This summer, however, John was in a spiral of partying at night followed by golf during the day. He usually took a late afternoon helicopter on Friday afternoons, (Thursday night if he could), arriving from the City in less than 30 minutes, and headed right out to one of the clubs like The Pink Elephant in Southampton where he hooked up with some of his hedge fund buddies who were also "between wives" or who had never married.
Usually within a few minutes of arriving they were able to find several women looking for men rich enough to shell out $1,000 for table service. These women were fully prepared to return the favor with whatever was desired at the end of the night. It wasn't a problem with John, because at 48, unlike other men who had passed into middle age, he still was intensely good looking: blond hair, piercing blue eyes that made most women's stomachs do a little flip-flop when he looked directly at them, an amazing smile that curved up on one side, and a body that had benefited from years of the most expensive and sought after personal trainers, from Radu to David Kirsch.
Aside from his physical good looks, John also had the most important feature of all—he looked rich from his Tod's driving shoes, Paul Smith shirts, Hermes belt, and APC jeans faded just so, and his Patek Philippe watch that cost $96,000. It was something you couldn't put your finger on, but was immediately noticed, especially by women on the look-out who were immediately drawn to him.
He often came to the next morning, the sun streaming into the bedroom, his jeans, a pair of Jimmy Choo's and lingerie strewn about the bedroom—and someone lying next to him. One Saturday morning there were even two women in his bed with him. (He hoped that together they might equal his age.) They hadn't even gotten back to the house until 2:00 AM and then done lines until 4:00. He woke up at 11:40, remembering that Mimi was due to drop their five year old, Annabella, for her Saturday visit in twenty minutes. Luckily he was able to get the "ladies" out a few minutes before she drove up. That would have been a bitch to explain and would have caused no small amount of yelling and additional conversations with his attorneys the next week which probably would have cost him thousands in legal bills. Mimi and her lawyer seemed to specialize in Friday morning motions, which ruined his weekend and cost ridiculous amounts of money to deal with. Starting a new issue on Monday would take more stamina than he had. Lucille, John's matrimonial attorney, was one of the best at fighting back, but she charged through the nose for every strike.
In the midst of his divorce woes, the reality was that John was more than content when it came to his current romantic activities. He wasn't looking for anything more than a good fuck, end of story. Thinking of this reminded him to be sure that Richie had taken care of getting rid of Amanda while he was out last week. Their affair had been fun but he really didn't need her moping about the office pining to be the next Mrs. Cutter.
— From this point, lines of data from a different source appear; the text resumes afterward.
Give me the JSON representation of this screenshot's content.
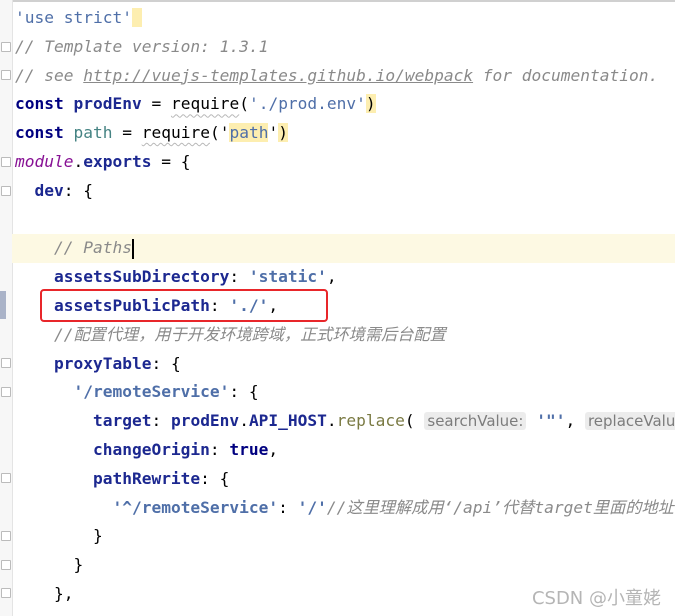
{
  "editor": {
    "current_line": 9,
    "highlighted_line": 11,
    "lines": [
      [
        {
          "t": "'use strict'",
          "c": "str"
        },
        {
          "t": " ",
          "c": "hl"
        }
      ],
      [
        {
          "t": "// Template version: 1.3.1",
          "c": "cm"
        }
      ],
      [
        {
          "t": "// see ",
          "c": "cm"
        },
        {
          "t": "http://vuejs-templates.github.io/webpack",
          "c": "link"
        },
        {
          "t": " for documentation.",
          "c": "cm"
        }
      ],
      [
        {
          "t": "const",
          "c": "kw"
        },
        {
          "t": " ",
          "c": "plain"
        },
        {
          "t": "prodEnv",
          "c": "prop"
        },
        {
          "t": " = ",
          "c": "plain"
        },
        {
          "t": "require",
          "c": "fn"
        },
        {
          "t": "(",
          "c": "plain"
        },
        {
          "t": "'./prod.env'",
          "c": "str"
        },
        {
          "t": ")",
          "c": "plain hl"
        }
      ],
      [
        {
          "t": "const",
          "c": "kw"
        },
        {
          "t": " ",
          "c": "plain"
        },
        {
          "t": "path",
          "c": "var"
        },
        {
          "t": " = ",
          "c": "plain"
        },
        {
          "t": "require",
          "c": "fn"
        },
        {
          "t": "('",
          "c": "plain"
        },
        {
          "t": "path",
          "c": "str hl"
        },
        {
          "t": "'",
          "c": "plain"
        },
        {
          "t": ")",
          "c": "plain hl"
        }
      ],
      [
        {
          "t": "module",
          "c": "mod"
        },
        {
          "t": ".",
          "c": "plain"
        },
        {
          "t": "exports",
          "c": "prop"
        },
        {
          "t": " = {",
          "c": "plain"
        }
      ],
      [
        {
          "t": "  ",
          "c": "plain"
        },
        {
          "t": "dev",
          "c": "prop"
        },
        {
          "t": ": {",
          "c": "plain"
        }
      ],
      [
        {
          "t": "",
          "c": "plain"
        }
      ],
      [
        {
          "t": "    ",
          "c": "plain"
        },
        {
          "t": "// Paths",
          "c": "cm"
        }
      ],
      [
        {
          "t": "    ",
          "c": "plain"
        },
        {
          "t": "assetsSubDirectory",
          "c": "prop"
        },
        {
          "t": ": ",
          "c": "plain"
        },
        {
          "t": "'static'",
          "c": "strb"
        },
        {
          "t": ",",
          "c": "plain"
        }
      ],
      [
        {
          "t": "    ",
          "c": "plain"
        },
        {
          "t": "assetsPublicPath",
          "c": "prop"
        },
        {
          "t": ": ",
          "c": "plain"
        },
        {
          "t": "'./'",
          "c": "strb"
        },
        {
          "t": ",",
          "c": "plain"
        }
      ],
      [
        {
          "t": "    ",
          "c": "plain"
        },
        {
          "t": "//配置代理，用于开发环境跨域，正式环境需后台配置",
          "c": "cm"
        }
      ],
      [
        {
          "t": "    ",
          "c": "plain"
        },
        {
          "t": "proxyTable",
          "c": "prop"
        },
        {
          "t": ": {",
          "c": "plain"
        }
      ],
      [
        {
          "t": "      ",
          "c": "plain"
        },
        {
          "t": "'/remoteService'",
          "c": "strb"
        },
        {
          "t": ": {",
          "c": "plain"
        }
      ],
      [
        {
          "t": "        ",
          "c": "plain"
        },
        {
          "t": "target",
          "c": "prop"
        },
        {
          "t": ": ",
          "c": "plain"
        },
        {
          "t": "prodEnv",
          "c": "prop"
        },
        {
          "t": ".",
          "c": "plain"
        },
        {
          "t": "API_HOST",
          "c": "prop"
        },
        {
          "t": ".",
          "c": "plain"
        },
        {
          "t": "replace",
          "c": "meth"
        },
        {
          "t": "( ",
          "c": "plain"
        },
        {
          "t": "searchValue:",
          "c": "hint"
        },
        {
          "t": " '\"'",
          "c": "strb"
        },
        {
          "t": ", ",
          "c": "plain"
        },
        {
          "t": "replaceValue:",
          "c": "hint"
        }
      ],
      [
        {
          "t": "        ",
          "c": "plain"
        },
        {
          "t": "changeOrigin",
          "c": "prop"
        },
        {
          "t": ": ",
          "c": "plain"
        },
        {
          "t": "true",
          "c": "kw"
        },
        {
          "t": ",",
          "c": "plain"
        }
      ],
      [
        {
          "t": "        ",
          "c": "plain"
        },
        {
          "t": "pathRewrite",
          "c": "prop"
        },
        {
          "t": ": {",
          "c": "plain"
        }
      ],
      [
        {
          "t": "          ",
          "c": "plain"
        },
        {
          "t": "'^/remoteService'",
          "c": "strb"
        },
        {
          "t": ": ",
          "c": "plain"
        },
        {
          "t": "'/'",
          "c": "strb"
        },
        {
          "t": "//这里理解成用‘/api’代替target里面的地址",
          "c": "cm"
        }
      ],
      [
        {
          "t": "        }",
          "c": "plain"
        }
      ],
      [
        {
          "t": "      }",
          "c": "plain"
        }
      ],
      [
        {
          "t": "    },",
          "c": "plain"
        }
      ]
    ]
  },
  "watermark": "CSDN @小童姥",
  "colors": {
    "highlight_box": "#e8262a",
    "current_line_bg": "#fdf9e3"
  }
}
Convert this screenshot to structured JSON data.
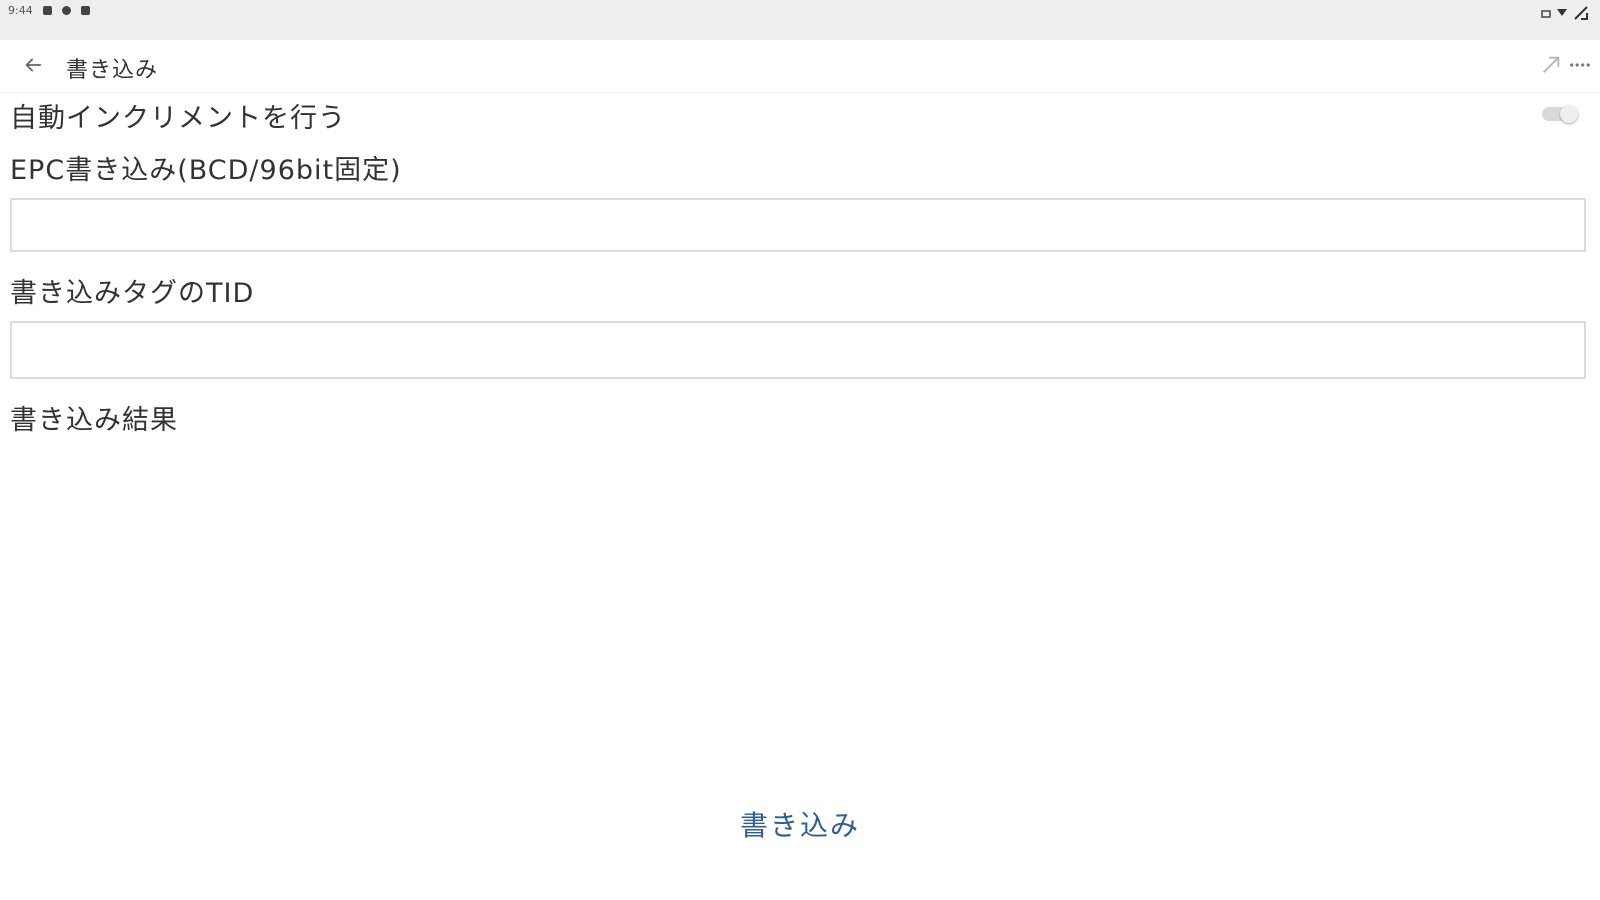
{
  "status_bar": {
    "time": "9:44",
    "icons": [
      "notification-icon",
      "sync-icon",
      "lock-icon",
      "sim-icon",
      "wifi-icon",
      "battery-icon"
    ]
  },
  "toolbar": {
    "title": "書き込み",
    "icons": [
      "back-arrow-icon",
      "signal-icon",
      "more-icon"
    ]
  },
  "settings": {
    "auto_increment_label": "自動インクリメントを行う",
    "auto_increment_on": false
  },
  "form": {
    "epc_label": "EPC書き込み(BCD/96bit固定)",
    "epc_value": "",
    "tid_label": "書き込みタグのTID",
    "tid_value": "",
    "result_label": "書き込み結果"
  },
  "actions": {
    "write_label": "書き込み"
  },
  "colors": {
    "accent": "#2f5d95",
    "status_bar_bg": "#eeeeee",
    "field_border": "#dcdcdc"
  }
}
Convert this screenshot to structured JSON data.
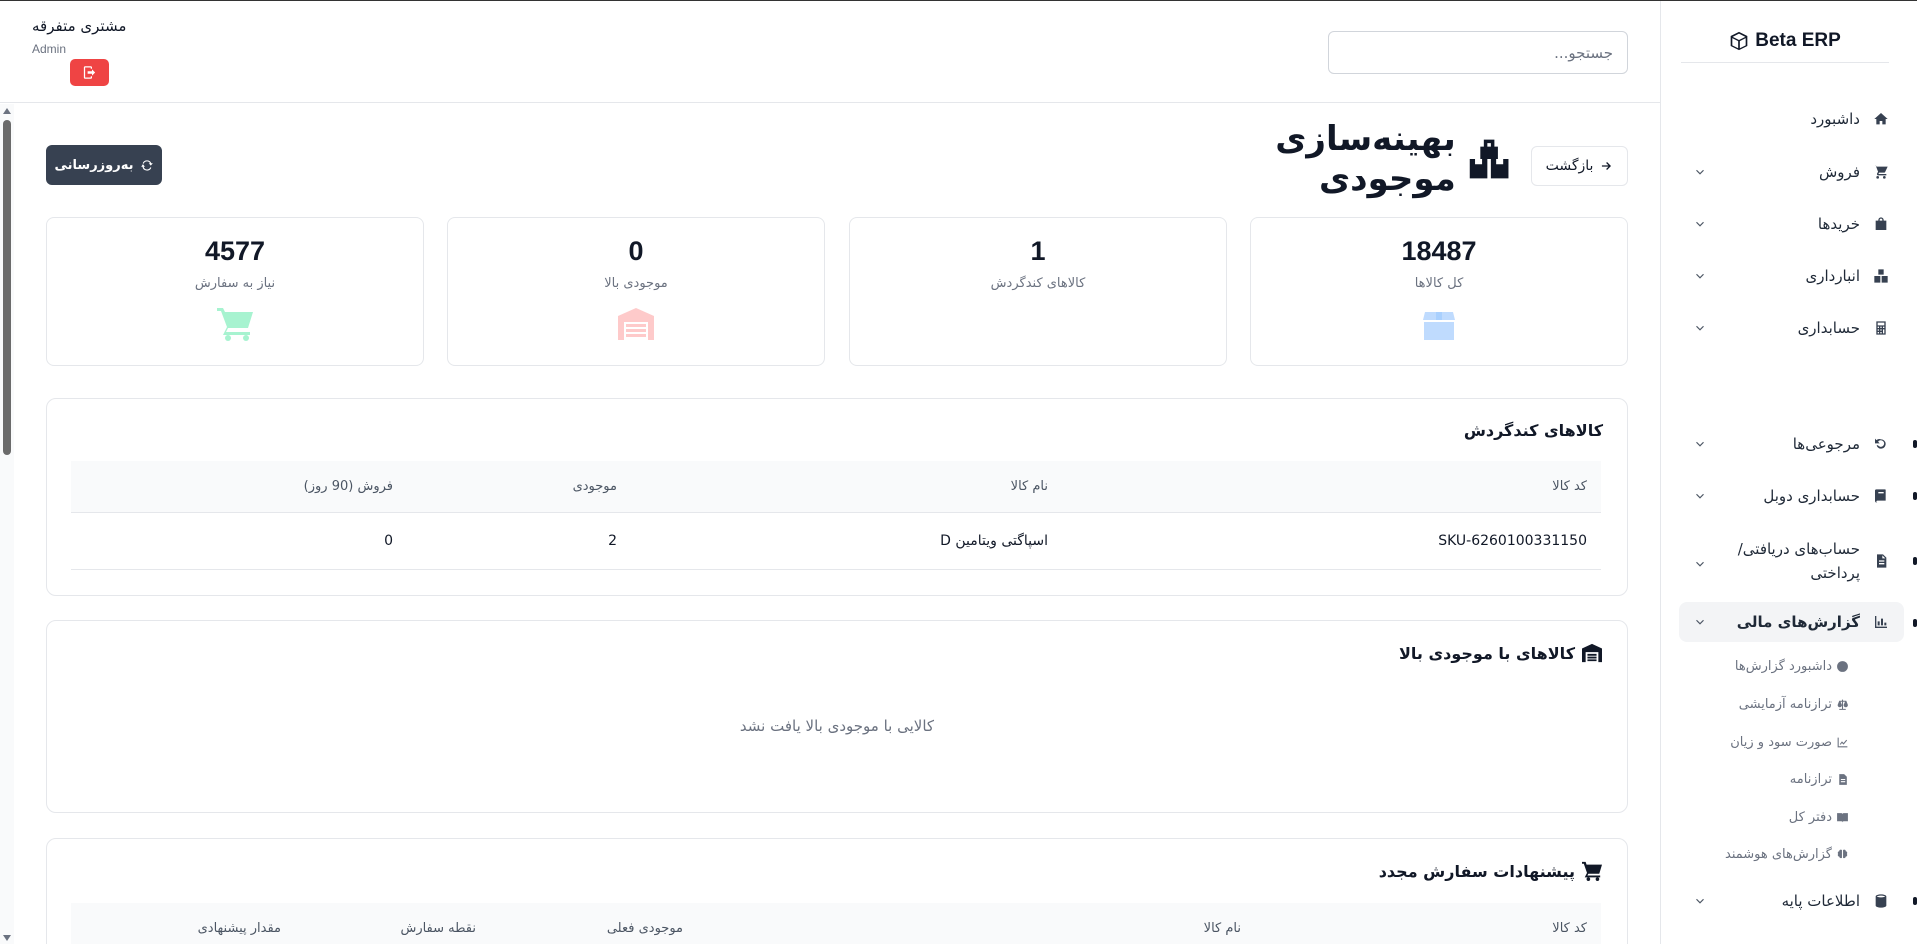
{
  "app": {
    "brand": "Beta ERP",
    "user_name": "مشتری متفرقه",
    "user_role": "Admin"
  },
  "search": {
    "placeholder": "جستجو..."
  },
  "sidebar": {
    "items": [
      {
        "label": "داشبورد",
        "icon": "home-icon"
      },
      {
        "label": "فروش",
        "icon": "cart-icon"
      },
      {
        "label": "خریدها",
        "icon": "bag-icon"
      },
      {
        "label": "انبارداری",
        "icon": "boxes-icon"
      },
      {
        "label": "حسابداری",
        "icon": "calculator-icon"
      },
      {
        "label": "مرجوعی‌ها",
        "icon": "undo-icon"
      },
      {
        "label": "حسابداری دوبل",
        "icon": "book-icon"
      },
      {
        "label": "حساب‌های دریافتی/\nپرداختی",
        "icon": "invoice-icon"
      },
      {
        "label": "گزارش‌های مالی",
        "icon": "chart-icon"
      },
      {
        "label": "اطلاعات پایه",
        "icon": "database-icon"
      }
    ],
    "sub_items": [
      {
        "label": "داشبورد گزارش‌ها",
        "icon": "gauge-icon"
      },
      {
        "label": "ترازنامه آزمایشی",
        "icon": "scale-icon"
      },
      {
        "label": "صورت سود و زیان",
        "icon": "line-chart-icon"
      },
      {
        "label": "ترازنامه",
        "icon": "file-icon"
      },
      {
        "label": "دفتر کل",
        "icon": "open-book-icon"
      },
      {
        "label": "گزارش‌های هوشمند",
        "icon": "brain-icon"
      }
    ]
  },
  "page": {
    "title": "بهینه‌سازی موجودی",
    "back_label": "بازگشت",
    "refresh_label": "به‌روزرسانی"
  },
  "stats": [
    {
      "value": "18487",
      "label": "کل کالاها",
      "icon": "box-icon",
      "color": "#bfdbfe"
    },
    {
      "value": "1",
      "label": "کالاهای کندگردش",
      "icon": "boxes-icon",
      "color": "#e5e7eb"
    },
    {
      "value": "0",
      "label": "موجودی بالا",
      "icon": "warehouse-icon",
      "color": "#fecaca"
    },
    {
      "value": "4577",
      "label": "نیاز به سفارش",
      "icon": "cart-icon",
      "color": "#a7f3d0"
    }
  ],
  "slow_moving": {
    "title": "کالاهای کندگردش",
    "columns": [
      "کد کالا",
      "نام کالا",
      "موجودی",
      "فروش (90 روز)"
    ],
    "rows": [
      [
        "SKU-6260100331150",
        "اسپاگتی ویتامین D",
        "2",
        "0"
      ]
    ]
  },
  "high_stock": {
    "title": "کالاهای با موجودی بالا",
    "empty_message": "کالایی با موجودی بالا یافت نشد"
  },
  "reorder": {
    "title": "پیشنهادات سفارش مجدد",
    "columns": [
      "کد کالا",
      "نام کالا",
      "موجودی فعلی",
      "نقطه سفارش",
      "مقدار پیشنهادی"
    ]
  }
}
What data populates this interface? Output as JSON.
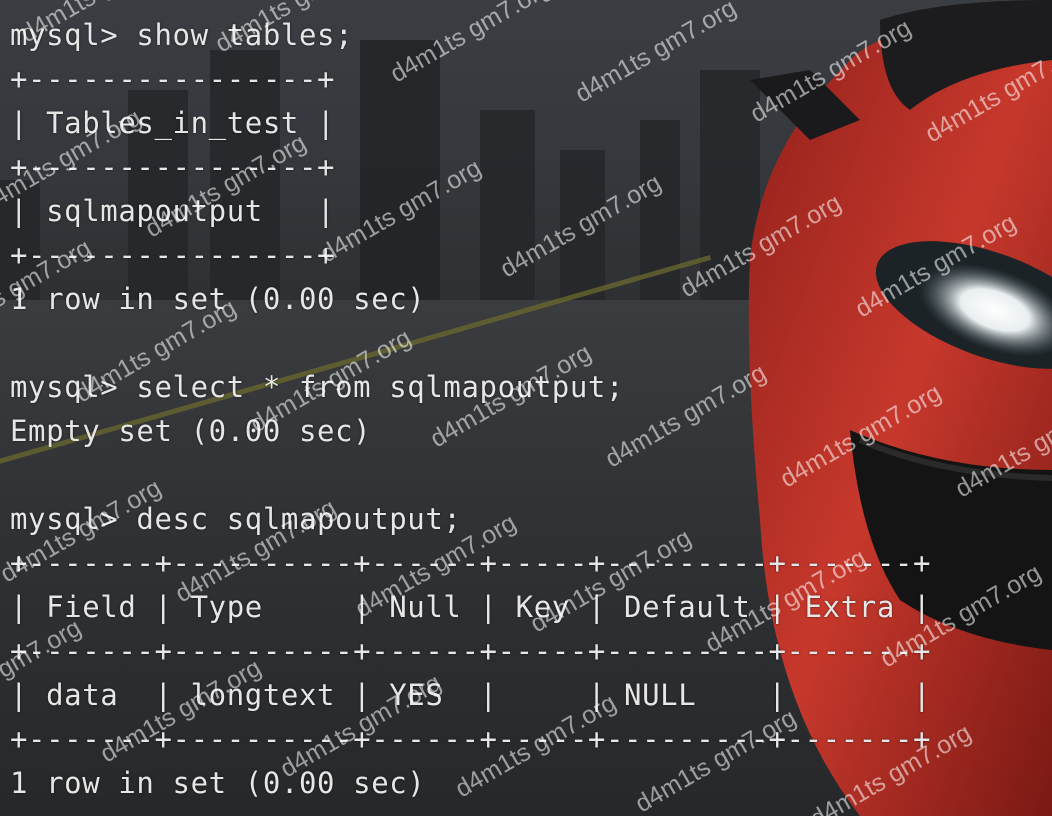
{
  "terminal": {
    "lines": [
      "mysql> show tables;",
      "+----------------+",
      "| Tables_in_test |",
      "+----------------+",
      "| sqlmapoutput   |",
      "+----------------+",
      "1 row in set (0.00 sec)",
      "",
      "mysql> select * from sqlmapoutput;",
      "Empty set (0.00 sec)",
      "",
      "mysql> desc sqlmapoutput;",
      "+-------+----------+------+-----+---------+-------+",
      "| Field | Type     | Null | Key | Default | Extra |",
      "+-------+----------+------+-----+---------+-------+",
      "| data  | longtext | YES  |     | NULL    |       |",
      "+-------+----------+------+-----+---------+-------+",
      "1 row in set (0.00 sec)"
    ]
  },
  "watermark": {
    "text": "d4m1ts gm7.org"
  },
  "colors": {
    "text": "#e6e6e6",
    "car_red": "#c0392b",
    "background": "#2b2d30"
  }
}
It was also safe to say that even if the markets had been better, Amanda was clearly way too focused on him, than in marketing his fund to investors. He was going to be on his own for a long time, perhaps forever—and that was fine with him.
[Excerpt republished with permission from the author and Grand Central Publishing.]